**Your instructions**:
What is needed is an exact copy of the records below, with the pictures left out.

┌──

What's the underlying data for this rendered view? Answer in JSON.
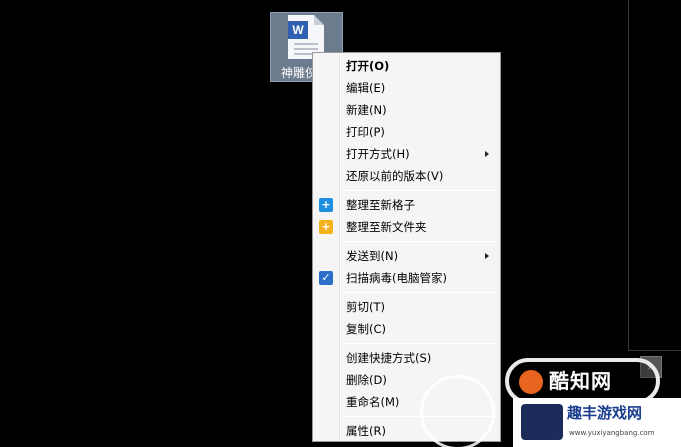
{
  "desktop_file": {
    "label": "神雕侠",
    "badge": "W"
  },
  "context_menu": {
    "groups": [
      [
        {
          "label": "打开(O)",
          "bold": true
        },
        {
          "label": "编辑(E)"
        },
        {
          "label": "新建(N)"
        },
        {
          "label": "打印(P)"
        },
        {
          "label": "打开方式(H)",
          "submenu": true
        },
        {
          "label": "还原以前的版本(V)"
        }
      ],
      [
        {
          "label": "整理至新格子",
          "icon": "plus-blue-icon"
        },
        {
          "label": "整理至新文件夹",
          "icon": "plus-folder-icon"
        }
      ],
      [
        {
          "label": "发送到(N)",
          "submenu": true
        },
        {
          "label": "扫描病毒(电脑管家)",
          "icon": "shield-icon"
        }
      ],
      [
        {
          "label": "剪切(T)"
        },
        {
          "label": "复制(C)"
        }
      ],
      [
        {
          "label": "创建快捷方式(S)"
        },
        {
          "label": "删除(D)"
        },
        {
          "label": "重命名(M)"
        }
      ],
      [
        {
          "label": "属性(R)"
        }
      ]
    ]
  },
  "watermark": {
    "badge_text": "酷知网",
    "site_title": "趣丰游戏网",
    "site_url": "www.yuxiyangbang.com"
  },
  "colors": {
    "menu_bg": "#f5f5f5",
    "desktop_bg": "#000000",
    "icon_blue": "#1e8fe1",
    "icon_yellow": "#f5b21c"
  }
}
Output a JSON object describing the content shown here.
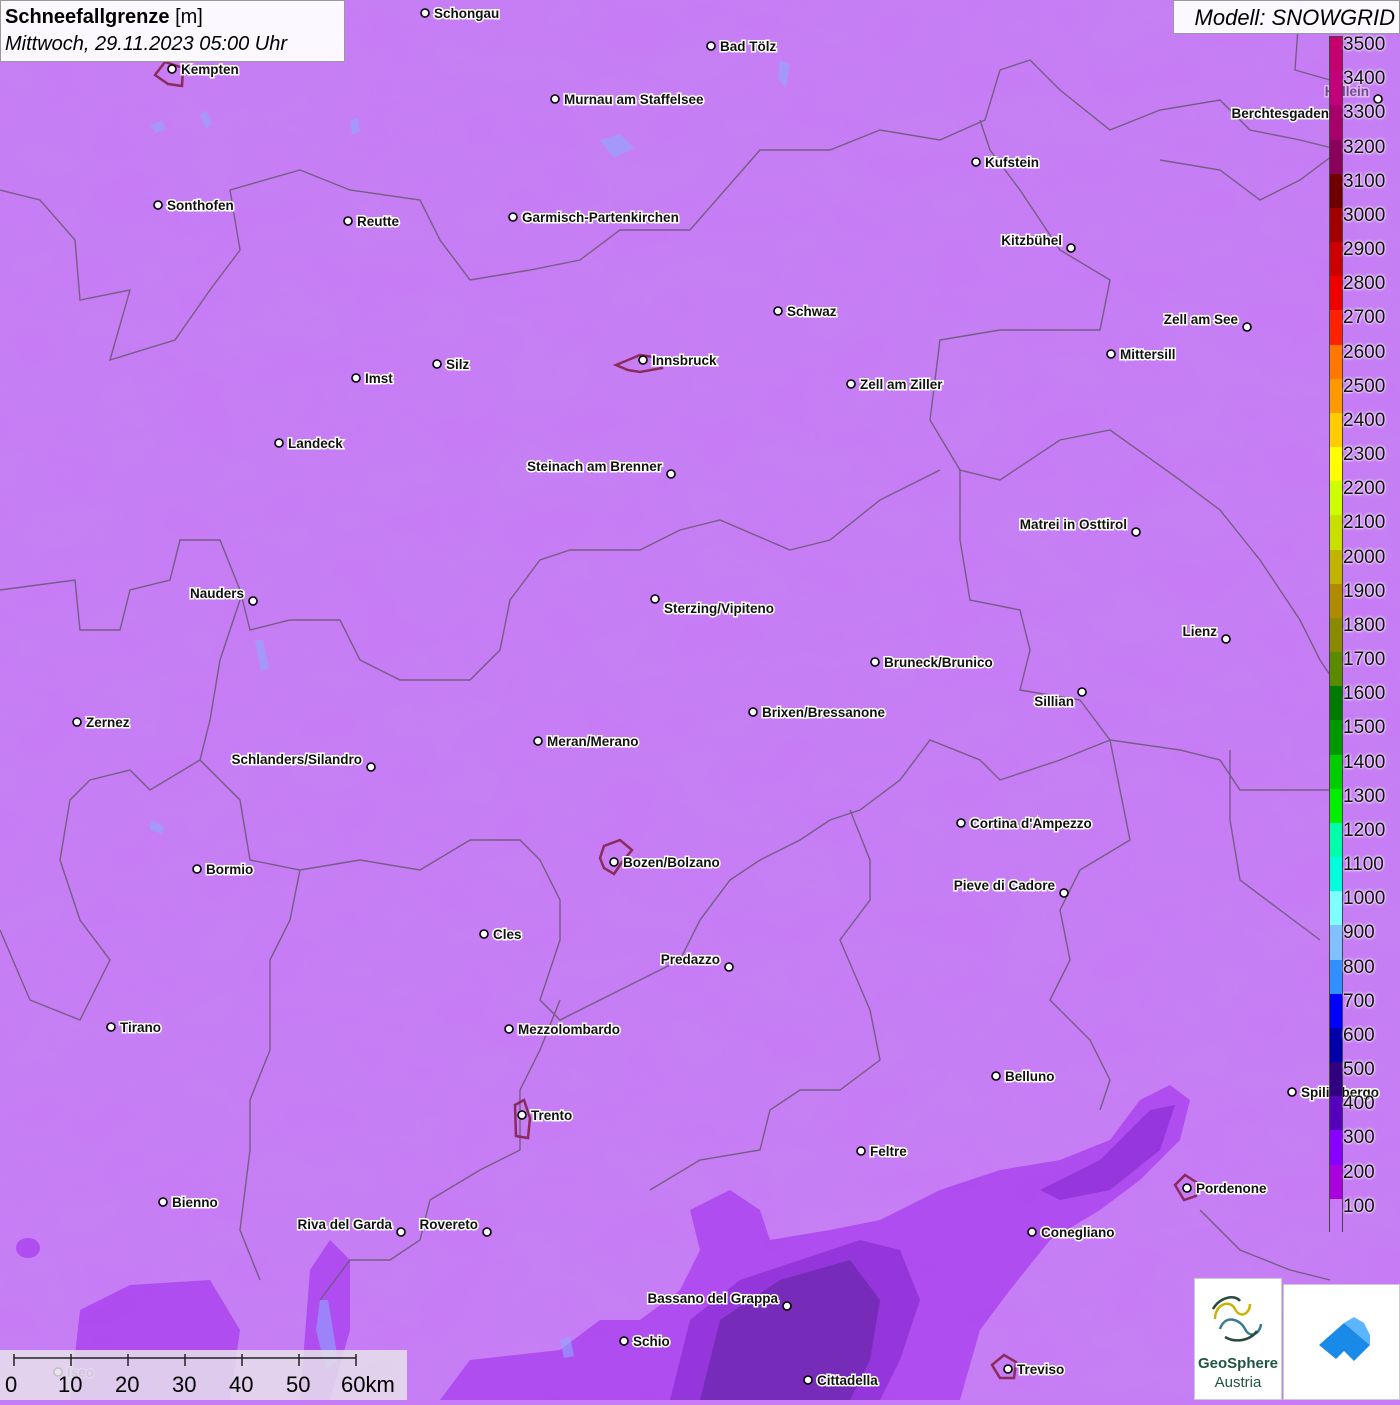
{
  "title": {
    "label": "Schneefallgrenze",
    "unit": "[m]",
    "datetime": "Mittwoch, 29.11.2023 05:00 Uhr"
  },
  "model": "Modell: SNOWGRID",
  "legend": {
    "values": [
      "3500",
      "3400",
      "3300",
      "3200",
      "3100",
      "3000",
      "2900",
      "2800",
      "2700",
      "2600",
      "2500",
      "2400",
      "2300",
      "2200",
      "2100",
      "2000",
      "1900",
      "1800",
      "1700",
      "1600",
      "1500",
      "1400",
      "1300",
      "1200",
      "1100",
      "1000",
      "900",
      "800",
      "700",
      "600",
      "500",
      "400",
      "300",
      "200",
      "100"
    ],
    "colors": [
      "#c4006e",
      "#c2007a",
      "#a8006a",
      "#8a005a",
      "#6e0000",
      "#a00000",
      "#cc0000",
      "#ee0000",
      "#ff2200",
      "#ff7700",
      "#ff9900",
      "#ffcc00",
      "#ffff00",
      "#ccff00",
      "#c8e000",
      "#c0b400",
      "#b08a00",
      "#8a8a00",
      "#5a8a00",
      "#007a00",
      "#009900",
      "#00cc00",
      "#00ee00",
      "#00ffaa",
      "#00ffdd",
      "#80ffff",
      "#80c0ff",
      "#3090ff",
      "#0000ff",
      "#0000aa",
      "#300080",
      "#5500bb",
      "#8800ff",
      "#aa00dd",
      "#c77bf6"
    ]
  },
  "places": [
    {
      "name": "Schongau"
    },
    {
      "name": "Bad Tölz"
    },
    {
      "name": "Kempten"
    },
    {
      "name": "Murnau am Staffelsee"
    },
    {
      "name": "Berchtesgaden"
    },
    {
      "name": "Kufstein"
    },
    {
      "name": "Sonthofen"
    },
    {
      "name": "Reutte"
    },
    {
      "name": "Garmisch-Partenkirchen"
    },
    {
      "name": "Kitzbühel"
    },
    {
      "name": "Schwaz"
    },
    {
      "name": "Zell am See"
    },
    {
      "name": "Mittersill"
    },
    {
      "name": "Innsbruck"
    },
    {
      "name": "Silz"
    },
    {
      "name": "Imst"
    },
    {
      "name": "Zell am Ziller"
    },
    {
      "name": "Landeck"
    },
    {
      "name": "Steinach am Brenner"
    },
    {
      "name": "Matrei in Osttirol"
    },
    {
      "name": "Nauders"
    },
    {
      "name": "Sterzing/Vipiteno"
    },
    {
      "name": "Lienz"
    },
    {
      "name": "Bruneck/Brunico"
    },
    {
      "name": "Sillian"
    },
    {
      "name": "Zernez"
    },
    {
      "name": "Brixen/Bressanone"
    },
    {
      "name": "Meran/Merano"
    },
    {
      "name": "Schlanders/Silandro"
    },
    {
      "name": "Cortina d'Ampezzo"
    },
    {
      "name": "Bozen/Bolzano"
    },
    {
      "name": "Bormio"
    },
    {
      "name": "Pieve di Cadore"
    },
    {
      "name": "Cles"
    },
    {
      "name": "Predazzo"
    },
    {
      "name": "Tirano"
    },
    {
      "name": "Mezzolombardo"
    },
    {
      "name": "Belluno"
    },
    {
      "name": "Spilimbergo"
    },
    {
      "name": "Trento"
    },
    {
      "name": "Feltre"
    },
    {
      "name": "Pordenone"
    },
    {
      "name": "Bienno"
    },
    {
      "name": "Riva del Garda"
    },
    {
      "name": "Rovereto"
    },
    {
      "name": "Conegliano"
    },
    {
      "name": "Bassano del Grappa"
    },
    {
      "name": "Schio"
    },
    {
      "name": "Treviso"
    },
    {
      "name": "Cittadella"
    },
    {
      "name": "Hallein"
    },
    {
      "name": "Iseo"
    }
  ],
  "scale": {
    "labels": [
      "0",
      "10",
      "20",
      "30",
      "40",
      "50",
      "60km"
    ]
  },
  "logos": {
    "geosphere_line1": "GeoSphere",
    "geosphere_line2": "Austria"
  },
  "colors": {
    "base": "#c77bf6",
    "border": "#6b5a78",
    "city_outline": "#8b2b5c",
    "low_zone_1": "#aa44ee",
    "low_zone_2": "#8f32d8",
    "low_zone_3": "#6e2ab0"
  }
}
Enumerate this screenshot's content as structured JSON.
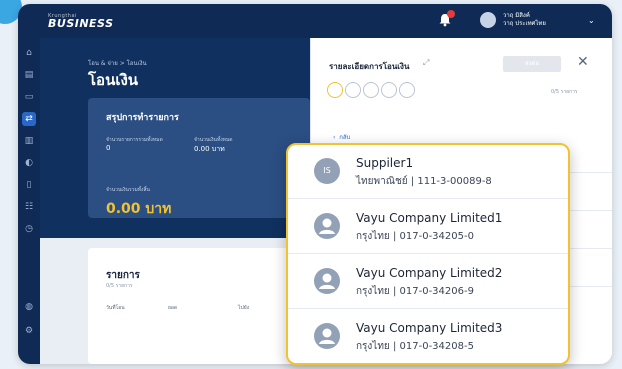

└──

**Result below**:
What's the underlying data for this rendered view? Answer in JSON.
{
  "desktop_file": {
    "label": "神雕侠",
    "badge": "W"
  },
  "context_menu": {
    "groups": [
      [
        {
          "label": "打开(O)",
          "bold": true
        },
        {
          "label": "编辑(E)"
        },
        {
          "label": "新建(N)"
        },
        {
          "label": "打印(P)"
        },
        {
          "label": "打开方式(H)",
          "submenu": true
        },
        {
          "label": "还原以前的版本(V)"
        }
      ],
      [
        {
          "label": "整理至新格子",
          "icon": "plus-blue-icon"
        },
        {
          "label": "整理至新文件夹",
          "icon": "plus-folder-icon"
        }
      ],
      [
        {
          "label": "发送到(N)",
          "submenu": true
        },
        {
          "label": "扫描病毒(电脑管家)",
          "icon": "shield-icon"
        }
      ],
      [
        {
          "label": "剪切(T)"
        },
        {
          "label": "复制(C)"
        }
      ],
      [
        {
          "label": "创建快捷方式(S)"
        },
        {
          "label": "删除(D)"
        },
        {
          "label": "重命名(M)"
        }
      ],
      [
        {
          "label": "属性(R)"
        }
      ]
    ]
  },
  "watermark": {
    "badge_text": "酷知网",
    "site_title": "趣丰游戏网",
    "site_url": "www.yuxiyangbang.com"
  },
  "colors": {
    "menu_bg": "#f5f5f5",
    "desktop_bg": "#000000",
    "icon_blue": "#1e8fe1",
    "icon_yellow": "#f5b21c"
  }
}
Output a JSON object describing the content shown here.
{
  "title": {
    "label": "Schneefallgrenze",
    "unit": "[m]",
    "datetime": "Mittwoch, 29.11.2023 05:00 Uhr"
  },
  "model": "Modell: SNOWGRID",
  "legend": {
    "values": [
      "3500",
      "3400",
      "3300",
      "3200",
      "3100",
      "3000",
      "2900",
      "2800",
      "2700",
      "2600",
      "2500",
      "2400",
      "2300",
      "2200",
      "2100",
      "2000",
      "1900",
      "1800",
      "1700",
      "1600",
      "1500",
      "1400",
      "1300",
      "1200",
      "1100",
      "1000",
      "900",
      "800",
      "700",
      "600",
      "500",
      "400",
      "300",
      "200",
      "100"
    ],
    "colors": [
      "#c4006e",
      "#c2007a",
      "#a8006a",
      "#8a005a",
      "#6e0000",
      "#a00000",
      "#cc0000",
      "#ee0000",
      "#ff2200",
      "#ff7700",
      "#ff9900",
      "#ffcc00",
      "#ffff00",
      "#ccff00",
      "#c8e000",
      "#c0b400",
      "#b08a00",
      "#8a8a00",
      "#5a8a00",
      "#007a00",
      "#009900",
      "#00cc00",
      "#00ee00",
      "#00ffaa",
      "#00ffdd",
      "#80ffff",
      "#80c0ff",
      "#3090ff",
      "#0000ff",
      "#0000aa",
      "#300080",
      "#5500bb",
      "#8800ff",
      "#aa00dd",
      "#c77bf6"
    ]
  },
  "places": [
    {
      "name": "Schongau"
    },
    {
      "name": "Bad Tölz"
    },
    {
      "name": "Kempten"
    },
    {
      "name": "Murnau am Staffelsee"
    },
    {
      "name": "Berchtesgaden"
    },
    {
      "name": "Kufstein"
    },
    {
      "name": "Sonthofen"
    },
    {
      "name": "Reutte"
    },
    {
      "name": "Garmisch-Partenkirchen"
    },
    {
      "name": "Kitzbühel"
    },
    {
      "name": "Schwaz"
    },
    {
      "name": "Zell am See"
    },
    {
      "name": "Mittersill"
    },
    {
      "name": "Innsbruck"
    },
    {
      "name": "Silz"
    },
    {
      "name": "Imst"
    },
    {
      "name": "Zell am Ziller"
    },
    {
      "name": "Landeck"
    },
    {
      "name": "Steinach am Brenner"
    },
    {
      "name": "Matrei in Osttirol"
    },
    {
      "name": "Nauders"
    },
    {
      "name": "Sterzing/Vipiteno"
    },
    {
      "name": "Lienz"
    },
    {
      "name": "Bruneck/Brunico"
    },
    {
      "name": "Sillian"
    },
    {
      "name": "Zernez"
    },
    {
      "name": "Brixen/Bressanone"
    },
    {
      "name": "Meran/Merano"
    },
    {
      "name": "Schlanders/Silandro"
    },
    {
      "name": "Cortina d'Ampezzo"
    },
    {
      "name": "Bozen/Bolzano"
    },
    {
      "name": "Bormio"
    },
    {
      "name": "Pieve di Cadore"
    },
    {
      "name": "Cles"
    },
    {
      "name": "Predazzo"
    },
    {
      "name": "Tirano"
    },
    {
      "name": "Mezzolombardo"
    },
    {
      "name": "Belluno"
    },
    {
      "name": "Spilimbergo"
    },
    {
      "name": "Trento"
    },
    {
      "name": "Feltre"
    },
    {
      "name": "Pordenone"
    },
    {
      "name": "Bienno"
    },
    {
      "name": "Riva del Garda"
    },
    {
      "name": "Rovereto"
    },
    {
      "name": "Conegliano"
    },
    {
      "name": "Bassano del Grappa"
    },
    {
      "name": "Schio"
    },
    {
      "name": "Treviso"
    },
    {
      "name": "Cittadella"
    },
    {
      "name": "Hallein"
    },
    {
      "name": "Iseo"
    }
  ],
  "scale": {
    "labels": [
      "0",
      "10",
      "20",
      "30",
      "40",
      "50",
      "60km"
    ]
  },
  "logos": {
    "geosphere_line1": "GeoSphere",
    "geosphere_line2": "Austria"
  },
  "colors": {
    "base": "#c77bf6",
    "border": "#6b5a78",
    "city_outline": "#8b2b5c",
    "low_zone_1": "#aa44ee",
    "low_zone_2": "#8f32d8",
    "low_zone_3": "#6e2ab0"
  }
}
Enumerate this screenshot's content as structured JSON.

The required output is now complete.